Both bills would add a new layer of federal oversight for insurance companies, especially for larger, more complex insurance companies, if they are deemed a potential risk to the stability of the global financial system.
It would do this through the creation of a Systemic Risk Council to monitor large financial companies and establish a Resolution Authority to handle the liquidation of insolvent large financial services companies, including insurers.
However, the Senate bill would mandate that the resolution of the insurance subsidiaries of insurance holding companies will be accomplished by the states.
Key components of the systemic risk provisions for the insurance industry included provisions giving the authority to the Federal Reserve Board to regulate such non-banks as insurers, and creation of an Office of National Insurance within the Treasury Department.
Besides giving the authority to pre-empt state law in negotiating bilateral trade pacts regarding insurance with foreign countries, the ONI under the Senate bill would have the authority to compile data on insurance companies and the industry itself.
The House bill would allow the Treasury Department to enter into bilateral trade agreements only with the concurrence of state regulators.
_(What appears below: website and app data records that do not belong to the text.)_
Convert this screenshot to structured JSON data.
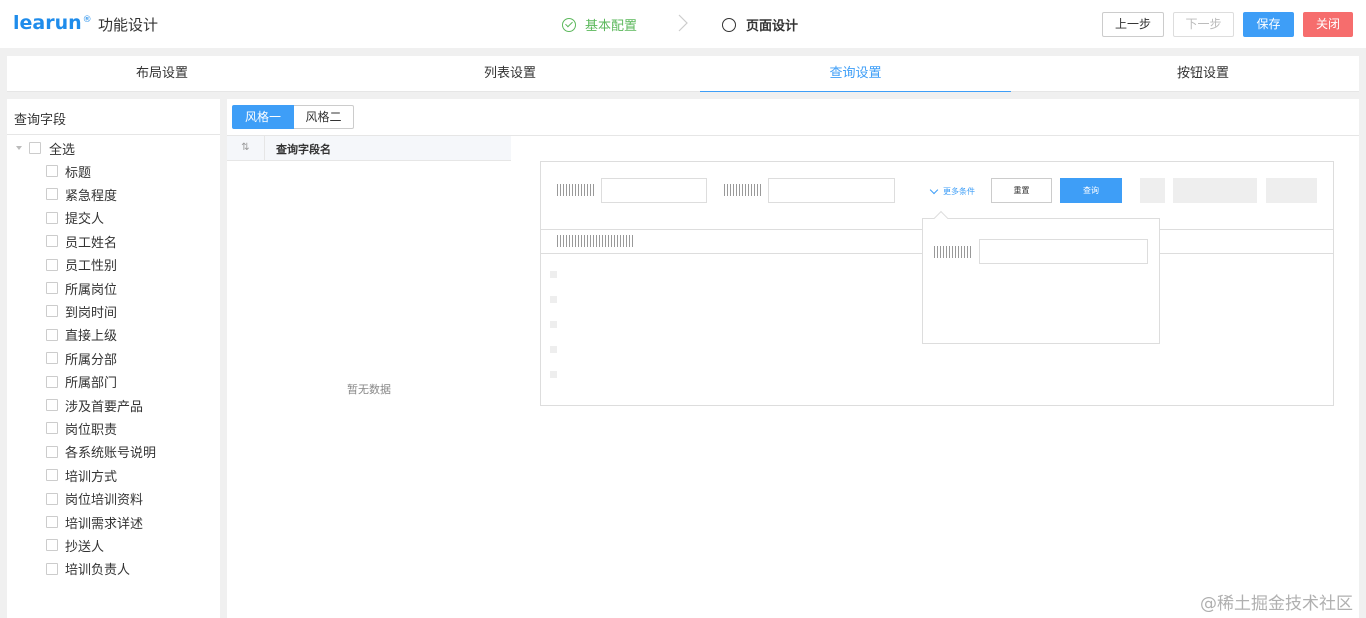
{
  "header": {
    "logo": "learun",
    "logo_mark": "®",
    "title": "功能设计",
    "steps": [
      {
        "label": "基本配置",
        "status": "done"
      },
      {
        "label": "页面设计",
        "status": "current"
      }
    ],
    "buttons": {
      "prev": "上一步",
      "next": "下一步",
      "save": "保存",
      "close": "关闭"
    }
  },
  "tabs": [
    {
      "label": "布局设置",
      "active": false
    },
    {
      "label": "列表设置",
      "active": false
    },
    {
      "label": "查询设置",
      "active": true
    },
    {
      "label": "按钮设置",
      "active": false
    }
  ],
  "left_panel": {
    "title": "查询字段",
    "select_all": "全选",
    "fields": [
      "标题",
      "紧急程度",
      "提交人",
      "员工姓名",
      "员工性别",
      "所属岗位",
      "到岗时间",
      "直接上级",
      "所属分部",
      "所属部门",
      "涉及首要产品",
      "岗位职责",
      "各系统账号说明",
      "培训方式",
      "岗位培训资料",
      "培训需求详述",
      "抄送人",
      "培训负责人"
    ]
  },
  "main": {
    "styles": [
      "风格一",
      "风格二"
    ],
    "active_style": "风格一",
    "table": {
      "column": "查询字段名",
      "empty": "暂无数据"
    },
    "preview": {
      "more": "更多条件",
      "reset": "重置",
      "query": "查询"
    }
  },
  "colors": {
    "accent": "#3e9ef7",
    "success": "#5cb85c",
    "danger": "#f66d6d",
    "brand": "#1f8ceb"
  },
  "watermark": "@稀土掘金技术社区"
}
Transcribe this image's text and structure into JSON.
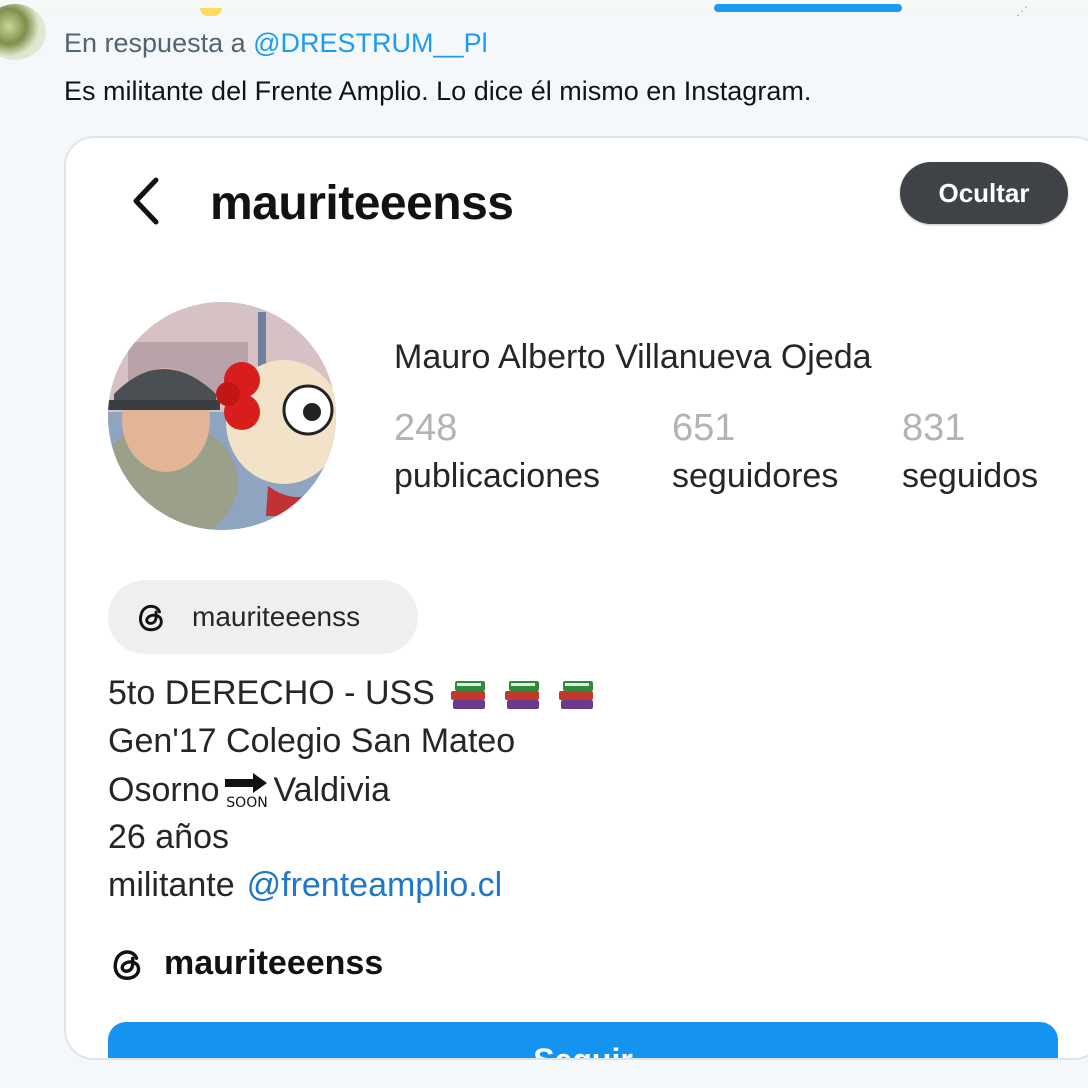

The Senate bill also calls for the Treasury Department to conduct a more robust study of the usefulness of federal regulation of insurance, including the potential consequences of subjecting an insurer to a federal resolution authority and the ability of federal regulation to provide robust consumer protection.
Among the powers provided under both bills, the insurance office within the Treasury would have the authority to serve as an early-warning system in determining whether an insurance company was troubled, and recommend that the Fed and a new Systemic Risk Council place it under supervision.